*** Opening Data provided ***

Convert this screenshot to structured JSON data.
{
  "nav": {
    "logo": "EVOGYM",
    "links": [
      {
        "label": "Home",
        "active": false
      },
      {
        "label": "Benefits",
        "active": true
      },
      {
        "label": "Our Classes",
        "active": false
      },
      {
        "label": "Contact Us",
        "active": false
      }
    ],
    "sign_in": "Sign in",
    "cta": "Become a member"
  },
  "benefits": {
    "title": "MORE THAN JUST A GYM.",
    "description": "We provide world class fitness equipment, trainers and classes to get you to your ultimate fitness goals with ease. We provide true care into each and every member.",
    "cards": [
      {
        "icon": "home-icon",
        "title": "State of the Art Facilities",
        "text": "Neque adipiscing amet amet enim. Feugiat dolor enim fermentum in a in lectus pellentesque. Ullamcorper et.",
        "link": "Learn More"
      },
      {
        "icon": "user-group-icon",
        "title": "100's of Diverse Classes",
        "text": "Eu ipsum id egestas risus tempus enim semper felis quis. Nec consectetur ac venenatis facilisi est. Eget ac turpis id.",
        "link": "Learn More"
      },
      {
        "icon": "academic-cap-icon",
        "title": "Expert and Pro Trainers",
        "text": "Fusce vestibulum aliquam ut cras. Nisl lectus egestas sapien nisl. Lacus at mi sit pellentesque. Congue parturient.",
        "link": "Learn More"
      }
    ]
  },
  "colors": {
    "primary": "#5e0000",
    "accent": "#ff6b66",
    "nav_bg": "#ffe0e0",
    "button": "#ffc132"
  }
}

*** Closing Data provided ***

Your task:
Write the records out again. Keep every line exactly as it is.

Response to this task:
Convert this screenshot to structured JSON data.
{
  "nav": {
    "logo": "EVOGYM",
    "links": [
      {
        "label": "Home",
        "active": false
      },
      {
        "label": "Benefits",
        "active": true
      },
      {
        "label": "Our Classes",
        "active": false
      },
      {
        "label": "Contact Us",
        "active": false
      }
    ],
    "sign_in": "Sign in",
    "cta": "Become a member"
  },
  "benefits": {
    "title": "MORE THAN JUST A GYM.",
    "description": "We provide world class fitness equipment, trainers and classes to get you to your ultimate fitness goals with ease. We provide true care into each and every member.",
    "cards": [
      {
        "icon": "home-icon",
        "title": "State of the Art Facilities",
        "text": "Neque adipiscing amet amet enim. Feugiat dolor enim fermentum in a in lectus pellentesque. Ullamcorper et.",
        "link": "Learn More"
      },
      {
        "icon": "user-group-icon",
        "title": "100's of Diverse Classes",
        "text": "Eu ipsum id egestas risus tempus enim semper felis quis. Nec consectetur ac venenatis facilisi est. Eget ac turpis id.",
        "link": "Learn More"
      },
      {
        "icon": "academic-cap-icon",
        "title": "Expert and Pro Trainers",
        "text": "Fusce vestibulum aliquam ut cras. Nisl lectus egestas sapien nisl. Lacus at mi sit pellentesque. Congue parturient.",
        "link": "Learn More"
      }
    ]
  },
  "colors": {
    "primary": "#5e0000",
    "accent": "#ff6b66",
    "nav_bg": "#ffe0e0",
    "button": "#ffc132"
  }
}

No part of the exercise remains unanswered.